**TASK ITEM:** Search the data for the word "primary" and copy out every line that has it.

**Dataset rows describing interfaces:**

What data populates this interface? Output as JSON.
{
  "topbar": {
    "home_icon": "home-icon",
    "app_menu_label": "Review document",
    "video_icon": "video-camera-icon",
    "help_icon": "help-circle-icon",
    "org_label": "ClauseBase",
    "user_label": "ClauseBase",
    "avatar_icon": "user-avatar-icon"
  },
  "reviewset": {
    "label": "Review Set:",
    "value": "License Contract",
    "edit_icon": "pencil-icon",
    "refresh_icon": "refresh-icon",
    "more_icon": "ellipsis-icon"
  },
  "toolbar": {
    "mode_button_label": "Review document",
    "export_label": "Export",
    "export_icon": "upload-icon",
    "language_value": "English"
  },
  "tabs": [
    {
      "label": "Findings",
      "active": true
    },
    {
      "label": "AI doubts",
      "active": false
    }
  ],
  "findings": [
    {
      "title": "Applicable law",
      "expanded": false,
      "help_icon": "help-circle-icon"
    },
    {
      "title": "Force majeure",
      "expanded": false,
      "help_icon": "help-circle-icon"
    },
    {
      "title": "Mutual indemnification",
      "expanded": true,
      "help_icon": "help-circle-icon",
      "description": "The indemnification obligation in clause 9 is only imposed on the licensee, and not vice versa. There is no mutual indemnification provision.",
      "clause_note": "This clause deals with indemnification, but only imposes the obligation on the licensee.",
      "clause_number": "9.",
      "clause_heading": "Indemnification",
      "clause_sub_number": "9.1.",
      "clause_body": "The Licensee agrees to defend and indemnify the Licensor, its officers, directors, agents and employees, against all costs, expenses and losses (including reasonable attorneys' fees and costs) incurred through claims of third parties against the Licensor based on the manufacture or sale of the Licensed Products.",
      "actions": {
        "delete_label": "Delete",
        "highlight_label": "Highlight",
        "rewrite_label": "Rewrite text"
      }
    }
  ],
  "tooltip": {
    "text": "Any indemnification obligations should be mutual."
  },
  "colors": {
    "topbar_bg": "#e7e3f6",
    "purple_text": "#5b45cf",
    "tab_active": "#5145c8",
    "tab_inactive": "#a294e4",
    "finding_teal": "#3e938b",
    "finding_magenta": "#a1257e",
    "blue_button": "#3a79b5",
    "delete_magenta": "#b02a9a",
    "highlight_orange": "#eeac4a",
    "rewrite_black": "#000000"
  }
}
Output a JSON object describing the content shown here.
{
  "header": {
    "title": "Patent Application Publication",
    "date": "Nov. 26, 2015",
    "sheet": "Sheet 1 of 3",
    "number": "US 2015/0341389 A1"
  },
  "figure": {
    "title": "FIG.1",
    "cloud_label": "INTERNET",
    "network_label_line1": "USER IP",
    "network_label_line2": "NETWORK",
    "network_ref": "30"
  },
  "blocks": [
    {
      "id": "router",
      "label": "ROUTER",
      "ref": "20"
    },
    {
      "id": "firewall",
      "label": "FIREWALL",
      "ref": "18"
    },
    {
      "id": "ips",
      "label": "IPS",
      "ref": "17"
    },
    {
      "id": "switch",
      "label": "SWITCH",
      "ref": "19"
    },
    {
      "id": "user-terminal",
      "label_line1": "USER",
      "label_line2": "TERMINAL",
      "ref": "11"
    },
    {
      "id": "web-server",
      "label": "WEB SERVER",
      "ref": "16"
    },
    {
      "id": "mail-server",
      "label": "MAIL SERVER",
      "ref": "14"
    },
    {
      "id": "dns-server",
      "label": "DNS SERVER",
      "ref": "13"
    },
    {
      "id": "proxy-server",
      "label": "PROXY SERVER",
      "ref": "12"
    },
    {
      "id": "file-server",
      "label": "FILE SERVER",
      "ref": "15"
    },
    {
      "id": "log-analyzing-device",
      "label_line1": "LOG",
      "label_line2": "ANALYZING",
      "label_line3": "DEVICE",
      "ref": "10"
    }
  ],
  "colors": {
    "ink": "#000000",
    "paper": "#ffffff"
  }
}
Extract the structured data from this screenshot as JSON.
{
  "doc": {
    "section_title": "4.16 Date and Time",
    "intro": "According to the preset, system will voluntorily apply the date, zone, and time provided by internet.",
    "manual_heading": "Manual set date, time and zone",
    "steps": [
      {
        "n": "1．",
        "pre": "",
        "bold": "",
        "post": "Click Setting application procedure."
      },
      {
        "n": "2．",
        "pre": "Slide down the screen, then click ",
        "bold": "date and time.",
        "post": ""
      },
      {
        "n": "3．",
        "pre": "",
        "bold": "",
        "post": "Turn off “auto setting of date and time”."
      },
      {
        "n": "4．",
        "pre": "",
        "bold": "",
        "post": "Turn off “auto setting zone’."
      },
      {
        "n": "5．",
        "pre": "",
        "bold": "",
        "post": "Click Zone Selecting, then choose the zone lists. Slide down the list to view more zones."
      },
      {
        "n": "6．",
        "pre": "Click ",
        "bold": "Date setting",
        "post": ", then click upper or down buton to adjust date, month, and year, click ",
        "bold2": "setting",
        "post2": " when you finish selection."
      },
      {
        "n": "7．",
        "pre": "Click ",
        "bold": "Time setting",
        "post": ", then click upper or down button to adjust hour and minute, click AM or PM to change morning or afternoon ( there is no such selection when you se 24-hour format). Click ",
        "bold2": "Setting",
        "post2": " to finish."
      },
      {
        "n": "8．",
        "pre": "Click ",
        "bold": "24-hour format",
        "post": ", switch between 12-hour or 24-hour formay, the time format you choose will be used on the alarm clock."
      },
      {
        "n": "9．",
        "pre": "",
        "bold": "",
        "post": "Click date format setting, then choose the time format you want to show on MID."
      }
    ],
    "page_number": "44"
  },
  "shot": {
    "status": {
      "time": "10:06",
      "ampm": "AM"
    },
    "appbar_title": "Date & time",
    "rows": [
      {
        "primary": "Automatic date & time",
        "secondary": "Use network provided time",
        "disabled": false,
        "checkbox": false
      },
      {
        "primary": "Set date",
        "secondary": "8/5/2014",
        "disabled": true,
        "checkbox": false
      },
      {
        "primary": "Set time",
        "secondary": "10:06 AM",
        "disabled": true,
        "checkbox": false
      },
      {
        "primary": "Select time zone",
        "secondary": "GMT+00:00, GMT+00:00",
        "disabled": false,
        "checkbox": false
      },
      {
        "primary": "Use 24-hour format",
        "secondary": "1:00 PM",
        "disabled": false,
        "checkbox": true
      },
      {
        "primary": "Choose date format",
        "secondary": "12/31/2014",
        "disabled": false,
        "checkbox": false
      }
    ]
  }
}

**TASK ANSWER:**
        "primary": "Automatic date & time",
        "primary": "Set date",
        "primary": "Set time",
        "primary": "Select time zone",
        "primary": "Use 24-hour format",
        "primary": "Choose date format",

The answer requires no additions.